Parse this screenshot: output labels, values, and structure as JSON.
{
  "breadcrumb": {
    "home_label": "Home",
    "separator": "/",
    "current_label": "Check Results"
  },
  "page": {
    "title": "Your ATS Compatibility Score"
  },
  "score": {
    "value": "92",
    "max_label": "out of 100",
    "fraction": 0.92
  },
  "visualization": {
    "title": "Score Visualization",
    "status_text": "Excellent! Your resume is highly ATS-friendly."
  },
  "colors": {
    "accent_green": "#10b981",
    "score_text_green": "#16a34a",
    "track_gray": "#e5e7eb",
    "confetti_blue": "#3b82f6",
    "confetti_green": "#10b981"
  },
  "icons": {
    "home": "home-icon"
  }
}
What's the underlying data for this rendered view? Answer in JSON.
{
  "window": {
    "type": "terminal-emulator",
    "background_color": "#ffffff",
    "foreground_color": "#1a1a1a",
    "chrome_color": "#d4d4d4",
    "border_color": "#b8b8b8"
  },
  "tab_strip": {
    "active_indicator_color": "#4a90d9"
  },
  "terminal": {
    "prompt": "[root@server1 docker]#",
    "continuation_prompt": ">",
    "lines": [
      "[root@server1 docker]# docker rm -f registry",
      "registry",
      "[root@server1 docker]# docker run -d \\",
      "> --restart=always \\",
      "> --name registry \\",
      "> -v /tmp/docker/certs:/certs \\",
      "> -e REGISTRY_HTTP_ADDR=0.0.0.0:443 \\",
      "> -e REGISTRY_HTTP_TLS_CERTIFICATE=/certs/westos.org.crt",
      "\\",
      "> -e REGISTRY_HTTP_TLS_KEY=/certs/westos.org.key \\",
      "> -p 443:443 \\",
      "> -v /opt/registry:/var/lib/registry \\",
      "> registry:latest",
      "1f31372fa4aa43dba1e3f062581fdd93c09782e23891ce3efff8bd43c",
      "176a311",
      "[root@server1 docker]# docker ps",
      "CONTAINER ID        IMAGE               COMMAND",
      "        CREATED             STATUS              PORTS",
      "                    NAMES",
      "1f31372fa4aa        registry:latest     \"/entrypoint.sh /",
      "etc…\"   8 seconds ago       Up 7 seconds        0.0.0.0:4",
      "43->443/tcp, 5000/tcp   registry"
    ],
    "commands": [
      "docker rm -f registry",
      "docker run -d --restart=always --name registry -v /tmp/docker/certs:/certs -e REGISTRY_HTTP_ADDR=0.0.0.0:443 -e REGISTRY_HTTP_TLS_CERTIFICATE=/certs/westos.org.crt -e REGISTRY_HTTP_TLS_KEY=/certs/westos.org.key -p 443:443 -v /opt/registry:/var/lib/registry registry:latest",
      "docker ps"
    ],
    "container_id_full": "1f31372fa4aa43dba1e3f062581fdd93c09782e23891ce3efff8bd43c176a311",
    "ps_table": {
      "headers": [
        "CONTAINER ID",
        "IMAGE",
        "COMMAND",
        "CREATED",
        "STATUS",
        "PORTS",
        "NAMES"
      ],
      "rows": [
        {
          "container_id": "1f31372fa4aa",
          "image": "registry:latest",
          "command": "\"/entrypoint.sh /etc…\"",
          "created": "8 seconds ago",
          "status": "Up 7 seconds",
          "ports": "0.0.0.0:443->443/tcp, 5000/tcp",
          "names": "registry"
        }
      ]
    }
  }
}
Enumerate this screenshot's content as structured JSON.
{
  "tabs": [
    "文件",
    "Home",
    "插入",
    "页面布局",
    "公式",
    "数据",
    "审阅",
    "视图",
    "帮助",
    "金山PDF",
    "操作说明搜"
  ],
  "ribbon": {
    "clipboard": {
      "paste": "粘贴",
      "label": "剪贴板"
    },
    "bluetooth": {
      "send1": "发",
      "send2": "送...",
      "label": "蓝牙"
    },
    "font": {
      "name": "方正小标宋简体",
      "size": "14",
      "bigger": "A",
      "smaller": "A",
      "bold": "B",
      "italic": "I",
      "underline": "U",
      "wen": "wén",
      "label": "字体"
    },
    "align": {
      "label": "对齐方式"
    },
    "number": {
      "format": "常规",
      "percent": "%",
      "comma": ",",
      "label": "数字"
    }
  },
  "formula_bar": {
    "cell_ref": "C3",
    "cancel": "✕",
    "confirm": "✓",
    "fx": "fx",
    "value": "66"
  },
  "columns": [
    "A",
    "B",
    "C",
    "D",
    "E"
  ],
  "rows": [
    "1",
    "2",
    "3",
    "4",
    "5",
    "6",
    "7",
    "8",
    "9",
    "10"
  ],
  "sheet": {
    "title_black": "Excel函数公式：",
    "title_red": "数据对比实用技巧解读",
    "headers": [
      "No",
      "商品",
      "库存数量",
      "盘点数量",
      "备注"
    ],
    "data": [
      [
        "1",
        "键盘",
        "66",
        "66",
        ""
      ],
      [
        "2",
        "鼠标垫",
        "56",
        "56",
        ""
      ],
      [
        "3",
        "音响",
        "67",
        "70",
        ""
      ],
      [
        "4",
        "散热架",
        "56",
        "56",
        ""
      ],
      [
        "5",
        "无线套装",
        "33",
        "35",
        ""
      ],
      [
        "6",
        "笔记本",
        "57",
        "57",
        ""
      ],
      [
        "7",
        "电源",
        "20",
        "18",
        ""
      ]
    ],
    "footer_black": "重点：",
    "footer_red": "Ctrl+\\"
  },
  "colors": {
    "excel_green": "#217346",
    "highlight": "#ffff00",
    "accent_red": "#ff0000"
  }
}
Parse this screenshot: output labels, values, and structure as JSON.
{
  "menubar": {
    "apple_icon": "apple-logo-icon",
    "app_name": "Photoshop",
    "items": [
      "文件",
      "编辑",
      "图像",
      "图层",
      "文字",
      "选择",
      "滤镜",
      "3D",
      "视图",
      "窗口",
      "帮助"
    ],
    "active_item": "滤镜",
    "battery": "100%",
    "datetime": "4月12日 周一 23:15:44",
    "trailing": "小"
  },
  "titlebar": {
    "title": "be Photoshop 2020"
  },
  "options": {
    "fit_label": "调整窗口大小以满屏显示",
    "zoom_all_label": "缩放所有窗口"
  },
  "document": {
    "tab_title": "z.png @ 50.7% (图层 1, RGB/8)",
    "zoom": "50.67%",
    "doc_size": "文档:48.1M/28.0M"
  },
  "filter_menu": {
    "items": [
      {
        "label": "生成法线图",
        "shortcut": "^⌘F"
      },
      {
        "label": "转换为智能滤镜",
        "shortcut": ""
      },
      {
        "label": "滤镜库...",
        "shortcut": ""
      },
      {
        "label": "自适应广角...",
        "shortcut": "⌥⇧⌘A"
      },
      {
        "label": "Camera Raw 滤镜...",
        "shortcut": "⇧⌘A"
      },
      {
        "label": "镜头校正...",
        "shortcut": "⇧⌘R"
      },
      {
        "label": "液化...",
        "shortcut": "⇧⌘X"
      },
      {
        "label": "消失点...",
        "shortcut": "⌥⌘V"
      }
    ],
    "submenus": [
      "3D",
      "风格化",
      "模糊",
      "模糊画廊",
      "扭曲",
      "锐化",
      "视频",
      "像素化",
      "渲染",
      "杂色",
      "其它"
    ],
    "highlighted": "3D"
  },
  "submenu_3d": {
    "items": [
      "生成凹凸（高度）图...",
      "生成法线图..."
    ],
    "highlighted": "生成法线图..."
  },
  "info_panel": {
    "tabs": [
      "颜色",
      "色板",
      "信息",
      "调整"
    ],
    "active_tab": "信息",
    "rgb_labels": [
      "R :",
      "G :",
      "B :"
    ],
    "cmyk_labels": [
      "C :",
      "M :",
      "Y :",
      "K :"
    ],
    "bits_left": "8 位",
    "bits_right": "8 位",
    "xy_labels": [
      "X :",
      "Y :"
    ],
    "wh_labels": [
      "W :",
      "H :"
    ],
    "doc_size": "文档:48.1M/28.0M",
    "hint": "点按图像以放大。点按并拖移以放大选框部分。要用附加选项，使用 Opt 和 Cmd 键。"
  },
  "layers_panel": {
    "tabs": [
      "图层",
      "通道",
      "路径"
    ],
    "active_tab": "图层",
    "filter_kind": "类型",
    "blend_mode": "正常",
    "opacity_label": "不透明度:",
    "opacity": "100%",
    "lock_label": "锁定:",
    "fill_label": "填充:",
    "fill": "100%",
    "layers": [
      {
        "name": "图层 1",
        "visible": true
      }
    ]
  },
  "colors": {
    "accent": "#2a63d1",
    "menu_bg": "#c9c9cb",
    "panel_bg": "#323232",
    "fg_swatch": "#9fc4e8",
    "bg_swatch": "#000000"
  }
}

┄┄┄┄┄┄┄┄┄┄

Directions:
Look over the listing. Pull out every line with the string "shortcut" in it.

Solution to this exercise:
        "shortcut": "^⌘F"
        "shortcut": ""
        "shortcut": ""
        "shortcut": "⌥⇧⌘A"
        "shortcut": "⇧⌘A"
        "shortcut": "⇧⌘R"
        "shortcut": "⇧⌘X"
        "shortcut": "⌥⌘V"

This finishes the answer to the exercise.